The chain reaction fireballs that attended the Feb. 16, 2015, derailment of a CSX unit oil train in populated West Virginia probably blinded observers to the significance of the concurrent derailment and explosions of a CN oil train in a remote and uninhabited area of northern Ontario.
Most reports treated the two events as equals, given that both trains consisted of recently manufactured CPC-1232 tank cars loaded with crude oil.
CN’s Ontario conflagration is the more disturbing of the two mishaps: The railroad reported that its train was not carrying the extra-light Bakken crude that, in a series of high-energy derailments since 2013, has proved to be explosive.
To the contrary, the CN train was laden with bitumen, the extra-heavy tarry substance extracted from Alberta’s oil sands.Undiluted bitumen alone, with a flash point of +151ºC, is considered essentially non-flammable in a derailment event and is rarely considered in safety evaluations of crude by rail. So why did the bitumen ignite and explode in Ontario’s -40ºC (-40ºF) weather?
The reason, based on research consulted by Railway Age, is that the diluent added to make bitumen flow into and out of tank cars makes the blended lading quite volatile.This is a very important article. Often these articles are archived by/at the source.

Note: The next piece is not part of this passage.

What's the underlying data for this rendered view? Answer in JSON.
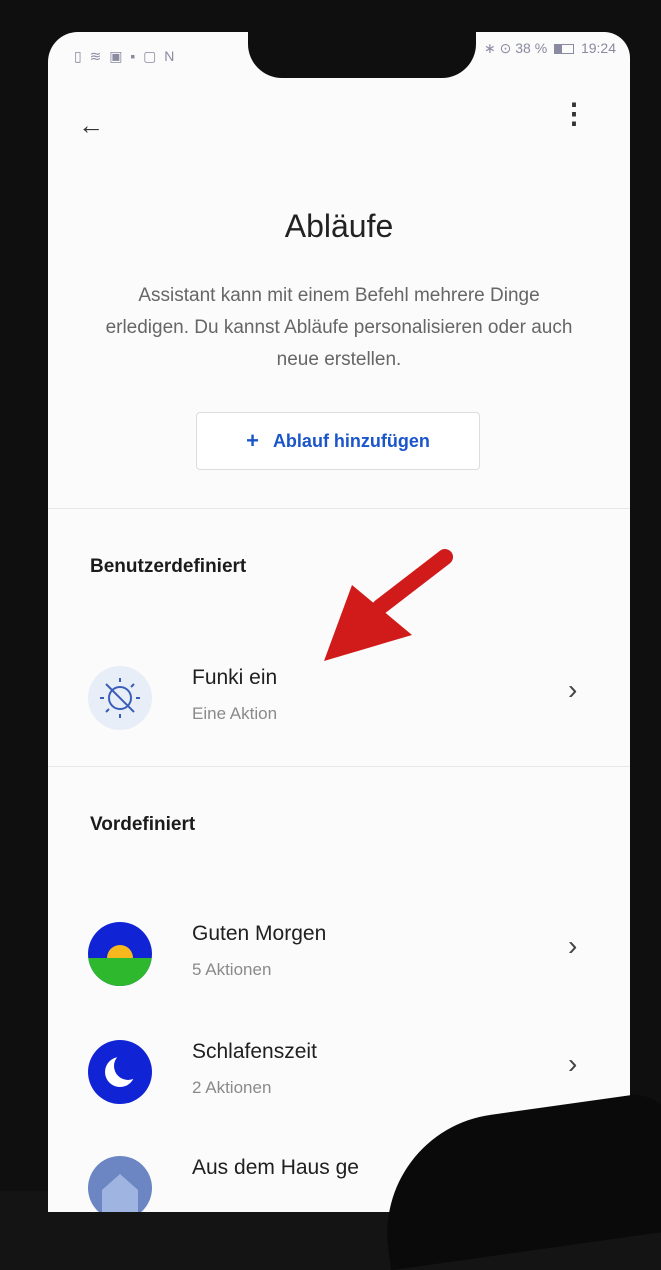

When you get done with the article, if the Keystone XL does not come to mind.....